* **What to work on**: For every line in the records that has the word "Fallida", make a copy.

* **Data for this task**:
——

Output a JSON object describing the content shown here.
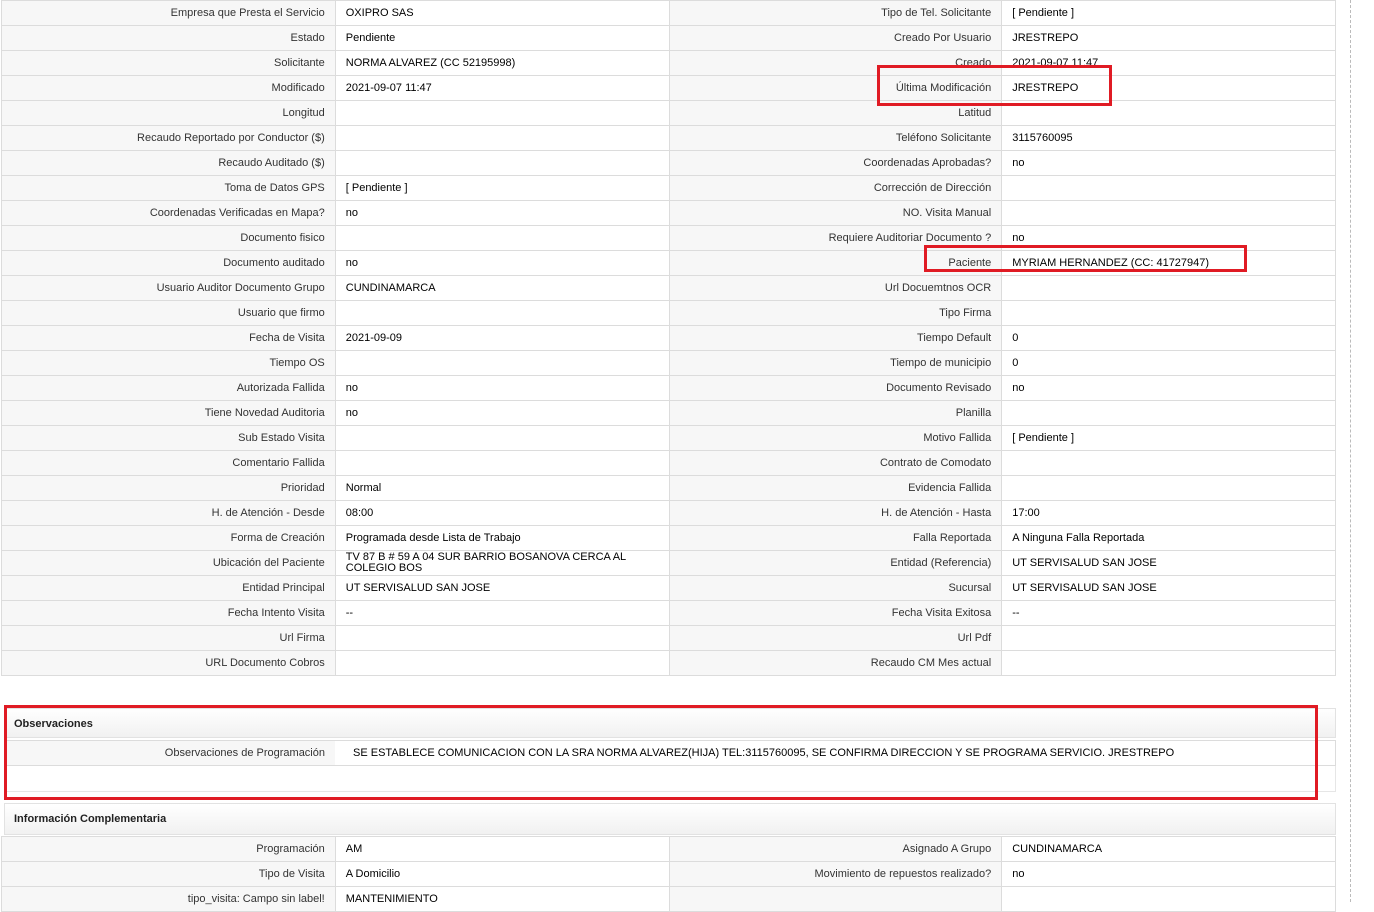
{
  "main_rows": [
    [
      "Empresa que Presta el Servicio",
      "OXIPRO SAS",
      "Tipo de Tel. Solicitante",
      "[ Pendiente ]"
    ],
    [
      "Estado",
      "Pendiente",
      "Creado Por Usuario",
      "JRESTREPO"
    ],
    [
      "Solicitante",
      "NORMA ALVAREZ (CC 52195998)",
      "Creado",
      "2021-09-07 11:47"
    ],
    [
      "Modificado",
      "2021-09-07 11:47",
      "Última Modificación",
      " JRESTREPO"
    ],
    [
      "Longitud",
      "",
      "Latitud",
      ""
    ],
    [
      "Recaudo Reportado por Conductor ($)",
      "",
      "Teléfono Solicitante",
      "3115760095"
    ],
    [
      "Recaudo Auditado ($)",
      "",
      "Coordenadas Aprobadas?",
      " no"
    ],
    [
      "Toma de Datos GPS",
      "[ Pendiente ]",
      "Corrección de Dirección",
      ""
    ],
    [
      "Coordenadas Verificadas en Mapa?",
      " no",
      "NO. Visita Manual",
      ""
    ],
    [
      "Documento fisico",
      "",
      "Requiere Auditoriar Documento ?",
      " no"
    ],
    [
      "Documento auditado",
      " no",
      "Paciente",
      "MYRIAM HERNANDEZ (CC: 41727947)"
    ],
    [
      "Usuario Auditor Documento Grupo",
      "CUNDINAMARCA",
      "Url Docuemtnos OCR",
      ""
    ],
    [
      "Usuario que firmo",
      "",
      "Tipo Firma",
      ""
    ],
    [
      "Fecha de Visita",
      " 2021-09-09",
      "Tiempo Default",
      "0"
    ],
    [
      "Tiempo OS",
      "",
      "Tiempo de municipio",
      "0"
    ],
    [
      "Autorizada Fallida",
      " no",
      "Documento Revisado",
      " no"
    ],
    [
      "Tiene Novedad Auditoria",
      " no",
      "Planilla",
      ""
    ],
    [
      "Sub Estado Visita",
      "",
      "Motivo Fallida",
      "[ Pendiente ]"
    ],
    [
      "Comentario Fallida",
      "",
      "Contrato de Comodato",
      ""
    ],
    [
      "Prioridad",
      "Normal",
      "Evidencia Fallida",
      ""
    ],
    [
      "H. de Atención - Desde",
      "08:00",
      "H. de Atención - Hasta",
      "17:00"
    ],
    [
      "Forma de Creación",
      "Programada desde Lista de Trabajo",
      "Falla Reportada",
      "A Ninguna Falla Reportada"
    ],
    [
      "Ubicación del Paciente",
      "TV 87 B # 59 A 04 SUR BARRIO BOSANOVA CERCA AL COLEGIO BOS",
      "Entidad (Referencia)",
      "UT SERVISALUD SAN JOSE"
    ],
    [
      "Entidad Principal",
      "UT SERVISALUD SAN JOSE",
      "Sucursal",
      "UT SERVISALUD SAN JOSE"
    ],
    [
      "Fecha Intento Visita",
      " --",
      "Fecha Visita Exitosa",
      " --"
    ],
    [
      "Url Firma",
      "",
      "Url Pdf",
      ""
    ],
    [
      "URL Documento Cobros",
      "",
      "Recaudo CM Mes actual",
      ""
    ]
  ],
  "observaciones": {
    "title": "Observaciones",
    "label": "Observaciones de Programación",
    "value": "SE ESTABLECE COMUNICACION CON LA SRA NORMA ALVAREZ(HIJA) TEL:3115760095, SE CONFIRMA DIRECCION Y SE PROGRAMA SERVICIO. JRESTREPO"
  },
  "complementaria": {
    "title": "Información Complementaria",
    "rows": [
      [
        "Programación",
        "AM",
        "Asignado A Grupo",
        "CUNDINAMARCA"
      ],
      [
        "Tipo de Visita",
        "A Domicilio",
        "Movimiento de repuestos realizado?",
        " no"
      ],
      [
        "tipo_visita: Campo sin label!",
        "MANTENIMIENTO",
        "",
        ""
      ]
    ]
  },
  "colors": {
    "highlight": "#e01b24",
    "label_bg": "#f7f7f7",
    "border": "#dcdcdc"
  }
}
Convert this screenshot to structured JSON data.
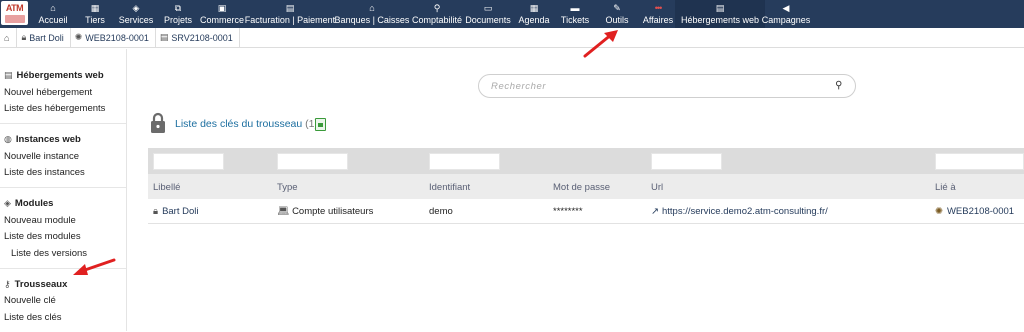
{
  "logo": {
    "text": "ATM"
  },
  "menu": [
    {
      "label": "Accueil",
      "icon": "home-icon"
    },
    {
      "label": "Tiers",
      "icon": "building-icon"
    },
    {
      "label": "Services",
      "icon": "cube-icon"
    },
    {
      "label": "Projets",
      "icon": "project-icon"
    },
    {
      "label": "Commerce",
      "icon": "briefcase-icon"
    },
    {
      "label": "Facturation | Paiement",
      "icon": "invoice-icon"
    },
    {
      "label": "Banques | Caisses",
      "icon": "bank-icon"
    },
    {
      "label": "Comptabilité",
      "icon": "search-dollar-icon"
    },
    {
      "label": "Documents",
      "icon": "folder-icon"
    },
    {
      "label": "Agenda",
      "icon": "calendar-icon"
    },
    {
      "label": "Tickets",
      "icon": "ticket-icon"
    },
    {
      "label": "Outils",
      "icon": "wrench-icon"
    },
    {
      "label": "Affaires",
      "icon": "dots-icon"
    },
    {
      "label": "Hébergements web",
      "icon": "server-icon"
    },
    {
      "label": "Campagnes",
      "icon": "megaphone-icon"
    }
  ],
  "breadcrumbs": [
    {
      "label": "Bart Doli",
      "icon": "lock-icon"
    },
    {
      "label": "WEB2108-0001",
      "icon": "web-instance-icon"
    },
    {
      "label": "SRV2108-0001",
      "icon": "server-icon"
    }
  ],
  "sidebar": {
    "sections": [
      {
        "title": "Hébergements web",
        "icon": "server-icon",
        "links": [
          "Nouvel hébergement",
          "Liste des hébergements"
        ]
      },
      {
        "title": "Instances web",
        "icon": "globe-icon",
        "links": [
          "Nouvelle instance",
          "Liste des instances"
        ]
      },
      {
        "title": "Modules",
        "icon": "cube-icon",
        "links": [
          "Nouveau module",
          "Liste des modules"
        ],
        "sublinks": [
          "Liste des versions"
        ]
      },
      {
        "title": "Trousseaux",
        "icon": "key-icon",
        "links": [
          "Nouvelle clé",
          "Liste des clés"
        ]
      }
    ]
  },
  "search": {
    "placeholder": "Rechercher"
  },
  "page": {
    "title": "Liste des clés du trousseau",
    "count": "(1)"
  },
  "table": {
    "headers": [
      "Libellé",
      "Type",
      "Identifiant",
      "Mot de passe",
      "Url",
      "Lié à"
    ],
    "rows": [
      {
        "label": "Bart Doli",
        "type": "Compte utilisateurs",
        "identifiant": "demo",
        "password": "********",
        "url": "https://service.demo2.atm-consulting.fr/",
        "linked": "WEB2108-0001"
      }
    ]
  },
  "colors": {
    "topbar": "#263c5c",
    "accent_link": "#1d6fa0",
    "annotation_arrow": "#e02020"
  }
}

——

* **Solution for this exercise**:
      "Autorizada Fallida",
      "Motivo Fallida",
      "Comentario Fallida",
      "Evidencia Fallida",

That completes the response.